There are two guilds you should be aware of in this position. The Directors Guild of America (DGA) and the Producers Guild of America (PGA). Each have membership which do the lob of a Line Producer and/or Unit Production Manager, although there are distinct differences.
THE DIRECTORS GUILD
The Director's Guild of America (DGA) covers much more than only the Director. The DGA's membership is also comprised of Assistant Directors, Stage Managers and Unit Production Managers. Indeed, there are various stipulations where Location Managers and Production Assistants can join with those titles, but this is not the forum to discuss those nuances. Here, we focus on the UPM.
Joining the DGA can be a complex, harrowing and lengthy ordeal. Unless you are lucky enough to be Grandfathered in, you'll need to "count days". Grandfathering is when you are working on a project, and it "turns" union. You were already part of the project and the DGA will include you into it's fold. However, this is not always a golden ticket, and there are stipulations surrounding this too. For more information on grandfathering, please contact your local DGA office - then wish on a star.
I will quickly mention that another way of getting into the DGA is to go the route of "DGA Trainee". This is an 'elite' program where individuals learn the fine art of being an assistant director, then after a few years - they are in. The catch here is that you would join as an assistant director - not a UPM.
For the more practical minded, "counting days" is what you'll most likely end up doing. There is no shame in this (or at least I'll keep telling myself that, because it's what I did). As an overview, there is what's called a "qualifications List" and to get onto this list you need to perform the functions of a UPM (with all the proper documentation/proof) for 400 days. These days have a split of 25%/75% between Prep & Wrap / Shooting. Which means, 300 days are on the set shooting days, and the rest are counted for pre- and post-production. You need to gather these days on NON-DGA projects. For example, you work an a project for 6 weeks of prep, 32 shoot days and a week of wrap - you can reduce prep and wrap days by 35 and shoot by 32, which leaves you with 65/268 days to go. Good luck, you're almost there. Don't fear - many people have done it. It took me almost six years - but here I am.
Well, not quite. Here's another technicality.
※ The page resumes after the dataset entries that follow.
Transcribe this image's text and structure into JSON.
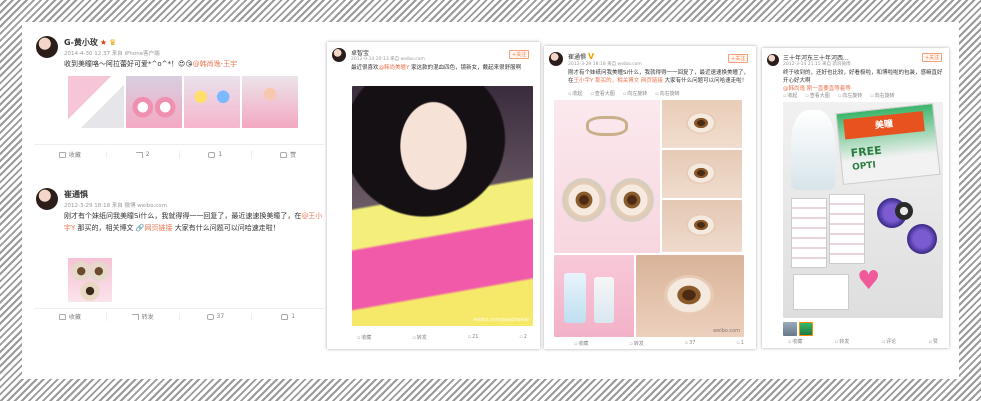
{
  "posts": [
    {
      "user": "G-黄小玫",
      "meta": "2014-4-30 12:37 来自 iPhone客户端",
      "text": "收到美瞳咯～阿拉蕾好可爱*^o^*！",
      "mention": "@韩尚逸-王宇",
      "emoji": "😍😘",
      "actions": {
        "save": "收藏",
        "forward": "2",
        "comment": "1",
        "like": "赞"
      }
    },
    {
      "user": "崔通惧",
      "meta": "2012-3-29 18:18 来自 微博 weibo.com",
      "text_a": "刚才有个妹纸问我美瞳Si什么，我就得得一一回复了，最近速速换美瞳了，在",
      "mention": "@王小宇Y",
      "text_b": " 那买的，相关博文",
      "link": "网页链接",
      "text_c": " 大家有什么问题可以问哈速走啦！",
      "actions": {
        "save": "收藏",
        "forward": "转发",
        "comment": "37",
        "like": "1"
      }
    },
    {
      "user": "卓智宝",
      "meta": "2012-9-14 20:13 来自 weibo.com",
      "follow": "+关注",
      "text_a": "最近很喜欢",
      "mention": "@韩尚美瞳Y",
      "text_b": " 家这款的混血四色，镜新女，戴起来很舒服啊",
      "watermark": "weibo.com/peachelew",
      "mini": [
        "收藏",
        "转发",
        "21",
        "2"
      ]
    },
    {
      "user": "崔通惧",
      "meta": "2012-3-29 18:18 来自 weibo.com",
      "follow": "+关注",
      "text": "刚才有个妹纸问我美瞳Si什么，我就得得一一回复了，最近速速换美瞳了，在",
      "text_2": "王小宇Y 那买的，相关博文",
      "link": "网页链接",
      "text_3": " 大家有什么问题可以问哈速走啦！",
      "tools": [
        "收起",
        "查看大图",
        "向左旋转",
        "向右旋转"
      ],
      "watermark": "weibo.com",
      "mini": [
        "收藏",
        "转发",
        "37",
        "1"
      ]
    },
    {
      "user": "三十年河东三十年河西...",
      "meta": "2012-3-14 21:15 来自 新浪微博",
      "follow": "+关注",
      "text": "终于收到的，还好也比较，好看极啦，和博啦啦的包装，感嘛直好开心好大啊",
      "text_2": "@韩尚逸 刚一直要直等着等",
      "tools": [
        "收起",
        "查看大图",
        "向左旋转",
        "向右旋转"
      ],
      "box_text": [
        "FREE",
        "OPTI",
        "美瞳"
      ],
      "mini": [
        "收藏",
        "转发",
        "评论",
        "赞"
      ]
    }
  ],
  "colors": {
    "accent": "#eb7350",
    "link": "#eb7350",
    "muted": "#999999"
  }
}
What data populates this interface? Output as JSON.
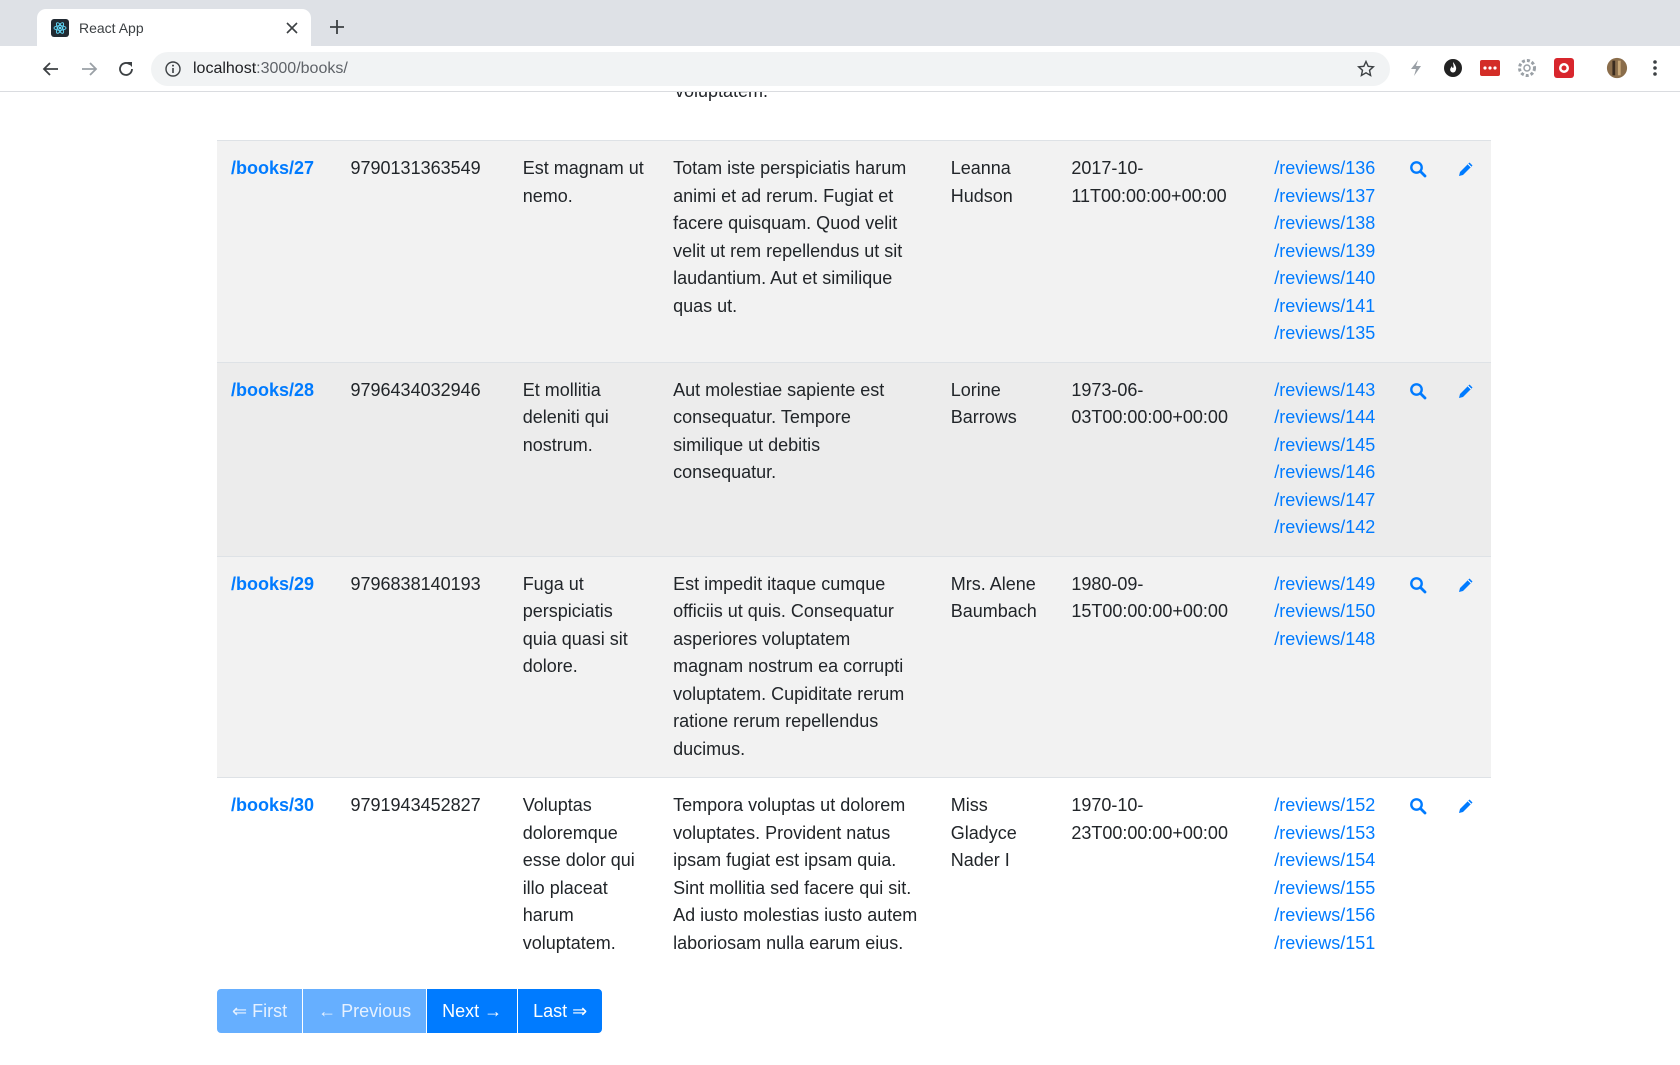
{
  "browser": {
    "tab_title": "React App",
    "url_host": "localhost",
    "url_rest": ":3000/books/"
  },
  "page": {
    "prev_row_tail": "voluptatem."
  },
  "rows": [
    {
      "id": "/books/27",
      "isbn": "9790131363549",
      "title": "Est magnam ut nemo.",
      "description": "Totam iste perspiciatis harum animi et ad rerum. Fugiat et facere quisquam. Quod velit velit ut rem repellendus ut sit laudantium. Aut et similique quas ut.",
      "author": "Leanna Hudson",
      "date_line1": "2017-10-",
      "date_line2": "11T00:00:00+00:00",
      "reviews": [
        "/reviews/136",
        "/reviews/137",
        "/reviews/138",
        "/reviews/139",
        "/reviews/140",
        "/reviews/141",
        "/reviews/135"
      ]
    },
    {
      "id": "/books/28",
      "isbn": "9796434032946",
      "title": "Et mollitia deleniti qui nostrum.",
      "description": "Aut molestiae sapiente est consequatur. Tempore similique ut debitis consequatur.",
      "author": "Lorine Barrows",
      "date_line1": "1973-06-",
      "date_line2": "03T00:00:00+00:00",
      "reviews": [
        "/reviews/143",
        "/reviews/144",
        "/reviews/145",
        "/reviews/146",
        "/reviews/147",
        "/reviews/142"
      ]
    },
    {
      "id": "/books/29",
      "isbn": "9796838140193",
      "title": "Fuga ut perspiciatis quia quasi sit dolore.",
      "description": "Est impedit itaque cumque officiis ut quis. Consequatur asperiores voluptatem magnam nostrum ea corrupti voluptatem. Cupiditate rerum ratione rerum repellendus ducimus.",
      "author": "Mrs. Alene Baumbach",
      "date_line1": "1980-09-",
      "date_line2": "15T00:00:00+00:00",
      "reviews": [
        "/reviews/149",
        "/reviews/150",
        "/reviews/148"
      ]
    },
    {
      "id": "/books/30",
      "isbn": "9791943452827",
      "title": "Voluptas doloremque esse dolor qui illo placeat harum voluptatem.",
      "description": "Tempora voluptas ut dolorem voluptates. Provident natus ipsam fugiat est ipsam quia. Sint mollitia sed facere qui sit. Ad iusto molestias iusto autem laboriosam nulla earum eius.",
      "author": "Miss Gladyce Nader I",
      "date_line1": "1970-10-",
      "date_line2": "23T00:00:00+00:00",
      "reviews": [
        "/reviews/152",
        "/reviews/153",
        "/reviews/154",
        "/reviews/155",
        "/reviews/156",
        "/reviews/151"
      ]
    }
  ],
  "pagination": {
    "first": "⇐ First",
    "previous": "← Previous",
    "next": "Next →",
    "last": "Last ⇒"
  },
  "colors": {
    "link": "#007bff",
    "stripe": "#f2f2f2"
  }
}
Once you gain a 25%/75% split totaling 120 days, you are able to join as a "Third Area QL". This means you can work anywhere in the world, except Southern California and New York (here's a map). However, you are still a member of the guild no matter where you are listed.
All of the rules and oversight to counting days is managed by the DGACA, DGA Contracts Administration. Not to be confused, the DGACA is not actually part of the DGA, they work semi-autonomously.
THE PRODUCERS GUILD
The Producers Guild of America (PGA) is the other group which covers the entire "producing team". This definition inherently encompasses everyone from the Executive Producer down to the Production Coordinator, which sticks the UPM and Line Producer somewhere in the middle. It's an important note to make in the beginning that the PGA does not officially recognize the Line Producer position, and while membership is allowed based on UPM work, the PGA does not actually represent UPM's, other than to acknowledge they are an integral part of the producing team.
Why? Because the PGA is not part of the Collective Bargaining Agreement, they have no real jurisdiction over the DGA UPM.
Regardless, the PGA is a fantastic group and resource to network and share information. They, like the DGA, offer many educational opportunities for the membership. Joining the PGA is a little easier, however - you still need verifiable credits.